Anger after betrayal is typically a form of self-protection. You may think that if you stop projecting anger onto your spouse, they will forget the pain they have caused. Overtime anger in the form of criticism and contempt will push your partner away. While experiencing anger is an important part of the healing process, so is learning to process and communicate anger effectively. In most cases, communicating anger in a healthy way starts by acknowledging when we are experiencing it. Engaging in a self-care activity then allows us to calm our nervous system, and communicate anger without criticism.
Acting as a Detective
It is common for betrayed partners to check-in on their spouses frequently or to attempt to catch them lying. For example, you may check your partner’s phone or emails, track their location, or persistently asking whom they are with. This behavior is often brought forth to avoid further pain as well as to avoid missing signs of betrayal. While this behavior makes sense given the depth of pain you have experienced, it can take time and energy away from your individual healing process. For example, if you are spending hours each day checking-in on your spouse, this may infringe on time that could be spent connecting with friends and family members or engaging in self-care activities.
Not displaying negative emotions, concealing mistakes, and always saying “yes” even if you mean “no” are examples of how people pleasing can present in romantic relationships. People pleasers are often the “fixers” in relationships because they believe that if the problem is their fault than solving the problem is in their control.People pleasing in response to betrayal can also present as spending a lot of time focusing on your appearance, being overly affectionate, or initiating sex more often than usual.
For betrayed partners whom resort to people pleasing there is usually an underlying negative self-belief such as “I’m not enough!”. These individuals try to compensate for this negative self-belief by trying to fit the mold of who they think their partner wants them to be. Overtime, people pleasing can lead to bitterness and resentment because after tireless efforts, you realize that you can never truly control another person’s emotions or behaviors. Despite stereotypes about affairs, they do not always occur as a result of a happy or sexless marriage.

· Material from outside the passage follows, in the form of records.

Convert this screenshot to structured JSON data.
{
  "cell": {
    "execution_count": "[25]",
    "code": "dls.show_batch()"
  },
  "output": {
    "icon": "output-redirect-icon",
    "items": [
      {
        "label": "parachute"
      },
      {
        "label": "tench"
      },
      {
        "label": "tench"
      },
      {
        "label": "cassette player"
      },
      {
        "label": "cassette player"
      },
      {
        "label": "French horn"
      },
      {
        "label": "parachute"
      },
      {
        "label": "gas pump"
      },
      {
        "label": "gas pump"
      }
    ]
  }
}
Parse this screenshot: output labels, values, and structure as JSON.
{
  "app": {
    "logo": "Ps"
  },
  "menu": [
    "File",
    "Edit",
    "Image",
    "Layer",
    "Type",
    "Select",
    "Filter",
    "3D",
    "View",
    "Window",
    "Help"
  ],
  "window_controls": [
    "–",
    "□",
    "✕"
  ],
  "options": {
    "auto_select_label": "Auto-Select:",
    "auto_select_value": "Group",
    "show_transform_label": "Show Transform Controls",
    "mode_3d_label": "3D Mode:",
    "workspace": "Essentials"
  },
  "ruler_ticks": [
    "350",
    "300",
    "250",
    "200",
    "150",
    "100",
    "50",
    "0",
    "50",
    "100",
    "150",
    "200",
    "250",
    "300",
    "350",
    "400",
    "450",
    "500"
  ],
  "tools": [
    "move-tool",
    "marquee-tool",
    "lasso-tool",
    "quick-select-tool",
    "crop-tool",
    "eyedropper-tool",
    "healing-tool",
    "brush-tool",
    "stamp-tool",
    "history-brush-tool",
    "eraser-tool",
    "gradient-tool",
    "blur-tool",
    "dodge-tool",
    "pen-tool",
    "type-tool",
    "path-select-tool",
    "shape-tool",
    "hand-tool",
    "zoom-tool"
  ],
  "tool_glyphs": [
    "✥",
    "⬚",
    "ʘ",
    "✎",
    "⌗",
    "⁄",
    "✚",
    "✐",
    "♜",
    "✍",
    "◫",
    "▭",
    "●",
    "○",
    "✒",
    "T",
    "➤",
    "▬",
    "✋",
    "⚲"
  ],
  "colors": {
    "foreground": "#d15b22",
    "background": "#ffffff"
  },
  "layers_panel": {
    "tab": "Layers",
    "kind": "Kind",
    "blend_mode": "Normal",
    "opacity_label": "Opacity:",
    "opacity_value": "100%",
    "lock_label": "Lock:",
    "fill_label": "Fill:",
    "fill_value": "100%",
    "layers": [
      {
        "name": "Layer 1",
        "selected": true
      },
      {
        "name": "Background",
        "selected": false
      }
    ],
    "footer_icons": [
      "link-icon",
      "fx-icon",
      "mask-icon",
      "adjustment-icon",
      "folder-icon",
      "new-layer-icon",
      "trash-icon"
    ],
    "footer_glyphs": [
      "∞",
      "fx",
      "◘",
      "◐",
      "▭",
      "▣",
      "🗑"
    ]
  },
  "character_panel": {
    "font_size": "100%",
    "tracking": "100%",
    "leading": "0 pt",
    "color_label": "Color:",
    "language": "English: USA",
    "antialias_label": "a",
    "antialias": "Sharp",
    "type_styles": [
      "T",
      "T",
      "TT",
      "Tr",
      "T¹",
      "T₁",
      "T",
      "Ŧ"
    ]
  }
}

Michaela Standhart is a Marriage and Family Therapist Candidate. She specializes in couples therapy, betrayal trauma, and works with adolescent as young as 12 years old. Michaela stays sane while practicing social distancing by reminding herself how happy her dog is.